Question from Jakob:
Hello, I am back with more questions and stuff particularly about the portrayal of the supernatural in the mainstream media, for example Hollywood ghost or demon movies like The Exorcist. Another thing that followed some of these are curses or strange phenomena surrounding them, like in the case of The Omen some of the cast during production died. and one guy supposedly crashed near a sign in the Netherlands that said Ommen 6,66. Upon further investigation that turned out to be an exaggerated claim although, he did crash in the area but not near the sign. also not surprisingly after movies like the exorcist came out more people reported demonic signs. it would seem that Hollywood would do everything in their power to make people believe this baloney. Nevertheless there is a large pseudo-acceptance of these things. Now recently some guy on The Thinking Atheist posted something about a sun miracle. i would appreciate it if you could help me debunk or explain these things.
Answer by SmartLX:
The supernatural is very, very common in Hollywood fiction. If it’s a movie where ghosts are real, or magic is taught in school, or demons are literally clawing to the surface from underground, then we accept it and view the rest of the movie in that context. IF ghosts were plainly real, we think to ourselves, how would these people behave? How would the world be different? Between our own imaginations and where the movie actually goes with the concept, we can arrive at a rough understanding of this hypothetical state of affairs, and ponder and discuss it for a long time afterwards. (For instance, at some point nearly everyone reading this has probably talked through the physics and practicality of a lightsaber while not watching a Star Wars movie.)
It’s a fun mental exercise to imagine alternative realities and contrast them with ours, and fiction helps us do this by inspiring concepts of alternative realities. If people believe these supernatural phenomena are real simply because they’ve seen them in a movie, then we consider them to have trouble distinguishing between fact and fiction, and generally encourage them to get it straight or get help. Stories surrounding movies, like the idea of The Omen being cursed, do tend to be exaggerated as you say, and skeptics have made a meal of that one in particular. Here’s one discussion. Hollywood publicists do nothing to stifle or correct the stories because they’re happy with anything that gets people talking about a movie, which means more ticket sales.

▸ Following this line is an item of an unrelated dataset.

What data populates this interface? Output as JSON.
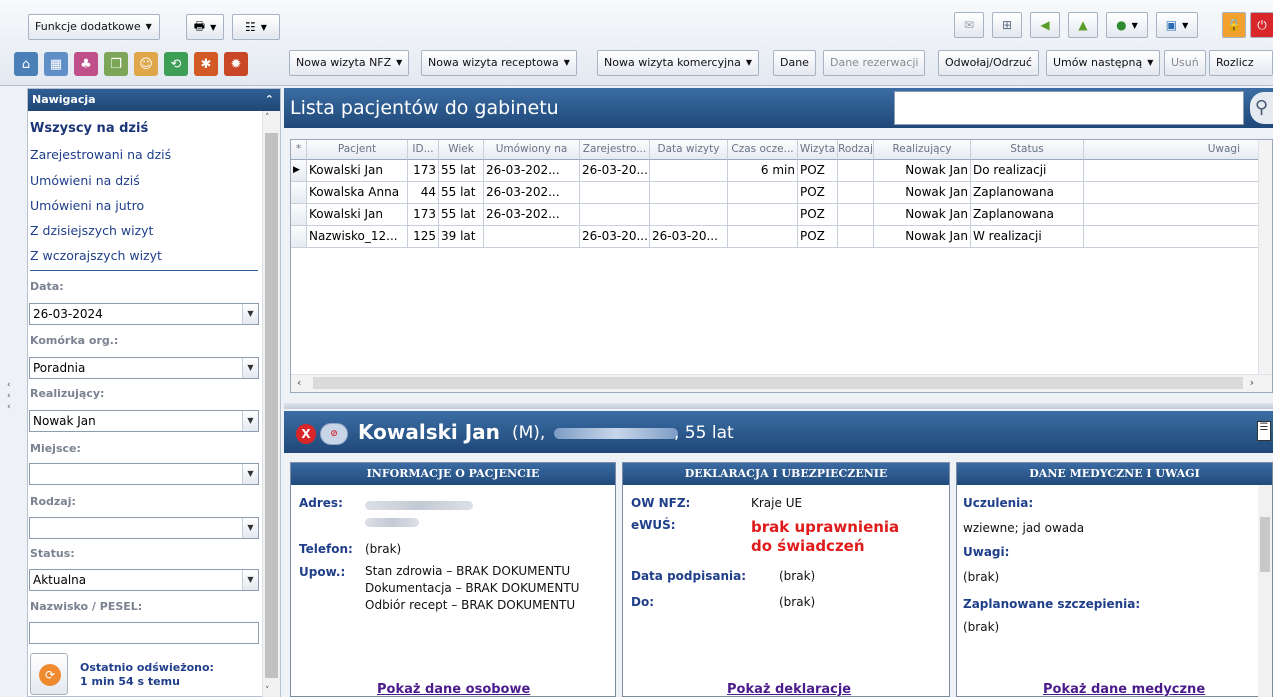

As for the “sun miracle” at Fátima, I did a piece on that one a short time ago at your request, so I hope you got to read it.
Question from Jakob: